= Activity =
Every line below that holds the string "this" should be copied.

= Source data =

====

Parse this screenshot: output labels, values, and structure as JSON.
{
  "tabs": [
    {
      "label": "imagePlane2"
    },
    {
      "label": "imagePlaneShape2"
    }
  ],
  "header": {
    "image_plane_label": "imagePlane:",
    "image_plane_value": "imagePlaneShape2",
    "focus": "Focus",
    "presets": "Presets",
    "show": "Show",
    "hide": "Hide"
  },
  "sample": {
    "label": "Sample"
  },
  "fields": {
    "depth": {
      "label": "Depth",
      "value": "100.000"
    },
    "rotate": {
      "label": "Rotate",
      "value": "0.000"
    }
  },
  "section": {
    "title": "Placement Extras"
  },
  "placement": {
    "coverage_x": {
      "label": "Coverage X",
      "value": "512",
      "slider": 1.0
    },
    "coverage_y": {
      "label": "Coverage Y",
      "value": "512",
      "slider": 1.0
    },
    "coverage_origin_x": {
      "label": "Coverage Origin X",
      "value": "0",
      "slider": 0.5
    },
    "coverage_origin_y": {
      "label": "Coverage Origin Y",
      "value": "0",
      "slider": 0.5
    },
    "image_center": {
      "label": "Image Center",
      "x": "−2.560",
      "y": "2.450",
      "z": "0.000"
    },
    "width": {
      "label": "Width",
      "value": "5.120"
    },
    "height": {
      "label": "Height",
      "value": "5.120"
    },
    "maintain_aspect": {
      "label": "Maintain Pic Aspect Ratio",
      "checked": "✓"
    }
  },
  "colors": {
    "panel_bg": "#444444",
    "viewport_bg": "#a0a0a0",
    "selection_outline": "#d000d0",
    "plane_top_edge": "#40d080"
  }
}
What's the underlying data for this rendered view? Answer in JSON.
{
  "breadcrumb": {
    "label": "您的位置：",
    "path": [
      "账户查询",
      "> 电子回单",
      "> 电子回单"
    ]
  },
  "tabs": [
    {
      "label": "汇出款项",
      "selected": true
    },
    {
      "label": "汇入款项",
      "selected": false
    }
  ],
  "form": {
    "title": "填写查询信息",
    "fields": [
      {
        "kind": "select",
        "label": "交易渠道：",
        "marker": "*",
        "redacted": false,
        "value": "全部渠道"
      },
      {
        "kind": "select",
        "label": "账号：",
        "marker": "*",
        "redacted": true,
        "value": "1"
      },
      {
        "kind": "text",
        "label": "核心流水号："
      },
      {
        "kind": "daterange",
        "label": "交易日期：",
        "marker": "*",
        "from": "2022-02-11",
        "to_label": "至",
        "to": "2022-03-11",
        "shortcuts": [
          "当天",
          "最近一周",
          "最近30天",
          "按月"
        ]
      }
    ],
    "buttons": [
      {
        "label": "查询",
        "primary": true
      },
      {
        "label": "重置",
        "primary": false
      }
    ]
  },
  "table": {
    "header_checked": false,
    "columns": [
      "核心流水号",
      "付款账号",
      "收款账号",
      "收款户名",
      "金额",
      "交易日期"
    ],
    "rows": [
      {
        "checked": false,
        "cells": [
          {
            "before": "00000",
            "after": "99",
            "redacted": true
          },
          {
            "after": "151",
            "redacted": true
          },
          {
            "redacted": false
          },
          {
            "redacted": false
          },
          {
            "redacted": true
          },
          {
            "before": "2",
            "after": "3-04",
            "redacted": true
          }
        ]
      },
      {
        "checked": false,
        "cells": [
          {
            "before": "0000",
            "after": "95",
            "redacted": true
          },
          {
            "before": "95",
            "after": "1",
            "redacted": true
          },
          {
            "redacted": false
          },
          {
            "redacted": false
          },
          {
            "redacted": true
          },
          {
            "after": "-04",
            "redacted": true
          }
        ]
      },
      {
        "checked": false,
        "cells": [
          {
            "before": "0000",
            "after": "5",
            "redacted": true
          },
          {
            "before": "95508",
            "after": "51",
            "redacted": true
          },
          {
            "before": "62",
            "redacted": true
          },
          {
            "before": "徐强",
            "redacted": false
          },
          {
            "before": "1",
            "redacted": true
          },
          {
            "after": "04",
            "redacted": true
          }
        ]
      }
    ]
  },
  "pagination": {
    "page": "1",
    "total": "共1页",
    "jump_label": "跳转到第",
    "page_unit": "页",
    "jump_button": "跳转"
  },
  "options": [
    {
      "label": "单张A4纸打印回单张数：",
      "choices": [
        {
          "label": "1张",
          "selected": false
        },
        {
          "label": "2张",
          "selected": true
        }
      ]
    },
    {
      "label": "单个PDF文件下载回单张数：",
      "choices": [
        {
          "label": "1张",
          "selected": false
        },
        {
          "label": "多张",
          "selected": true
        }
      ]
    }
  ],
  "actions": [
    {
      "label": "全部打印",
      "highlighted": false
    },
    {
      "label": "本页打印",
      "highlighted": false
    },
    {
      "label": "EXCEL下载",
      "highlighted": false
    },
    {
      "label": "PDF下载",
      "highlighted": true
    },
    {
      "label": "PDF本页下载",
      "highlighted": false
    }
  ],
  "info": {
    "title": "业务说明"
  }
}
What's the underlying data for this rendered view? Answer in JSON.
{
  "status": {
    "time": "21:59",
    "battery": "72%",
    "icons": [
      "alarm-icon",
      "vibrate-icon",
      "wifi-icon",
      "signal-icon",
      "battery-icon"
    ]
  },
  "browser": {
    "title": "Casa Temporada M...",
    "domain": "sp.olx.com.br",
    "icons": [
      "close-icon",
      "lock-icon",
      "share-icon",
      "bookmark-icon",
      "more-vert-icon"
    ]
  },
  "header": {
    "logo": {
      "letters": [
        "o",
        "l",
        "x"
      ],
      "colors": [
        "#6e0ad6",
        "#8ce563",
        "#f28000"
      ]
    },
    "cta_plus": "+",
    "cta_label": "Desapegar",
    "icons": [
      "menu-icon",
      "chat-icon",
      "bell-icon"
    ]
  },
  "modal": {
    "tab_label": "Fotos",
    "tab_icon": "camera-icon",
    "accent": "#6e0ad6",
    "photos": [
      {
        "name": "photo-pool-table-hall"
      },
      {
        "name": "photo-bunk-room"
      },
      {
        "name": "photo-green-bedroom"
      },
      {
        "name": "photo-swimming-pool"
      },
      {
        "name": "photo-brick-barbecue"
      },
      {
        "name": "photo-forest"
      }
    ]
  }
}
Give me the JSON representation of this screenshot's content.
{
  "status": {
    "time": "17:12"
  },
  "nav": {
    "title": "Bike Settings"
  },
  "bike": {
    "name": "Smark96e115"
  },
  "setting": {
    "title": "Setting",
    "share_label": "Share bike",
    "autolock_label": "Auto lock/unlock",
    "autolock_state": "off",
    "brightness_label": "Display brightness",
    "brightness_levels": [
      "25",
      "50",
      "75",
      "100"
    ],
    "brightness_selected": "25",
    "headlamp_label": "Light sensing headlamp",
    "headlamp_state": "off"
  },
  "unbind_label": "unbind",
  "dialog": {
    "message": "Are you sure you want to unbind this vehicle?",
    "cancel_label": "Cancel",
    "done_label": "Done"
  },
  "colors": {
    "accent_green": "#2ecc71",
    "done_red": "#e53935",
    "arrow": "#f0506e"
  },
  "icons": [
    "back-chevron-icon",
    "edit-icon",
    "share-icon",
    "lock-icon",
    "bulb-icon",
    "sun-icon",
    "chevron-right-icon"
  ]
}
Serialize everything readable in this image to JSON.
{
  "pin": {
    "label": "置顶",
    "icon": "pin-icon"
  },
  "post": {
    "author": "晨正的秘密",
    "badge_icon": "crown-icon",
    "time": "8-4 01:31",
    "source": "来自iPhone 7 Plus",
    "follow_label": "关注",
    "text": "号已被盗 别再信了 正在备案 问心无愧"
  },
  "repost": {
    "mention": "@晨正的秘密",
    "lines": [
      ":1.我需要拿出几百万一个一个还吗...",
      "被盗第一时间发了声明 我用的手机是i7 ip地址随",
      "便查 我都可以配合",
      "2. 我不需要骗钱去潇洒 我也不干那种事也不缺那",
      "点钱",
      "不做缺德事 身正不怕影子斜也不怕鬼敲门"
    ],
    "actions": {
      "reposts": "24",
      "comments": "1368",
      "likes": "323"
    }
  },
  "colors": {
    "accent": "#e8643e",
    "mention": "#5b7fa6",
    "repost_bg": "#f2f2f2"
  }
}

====

= Written response =
Parse this screenshot: output labels, values, and structure as JSON.
What's the underlying data for this rendered view? Answer in JSON.
What's the underlying data for this rendered view? Answer in JSON.
Give me the JSON representation of this screenshot's content.
    "message": "Are you sure you want to unbind this vehicle?",
Serialize everything readable in this image to JSON.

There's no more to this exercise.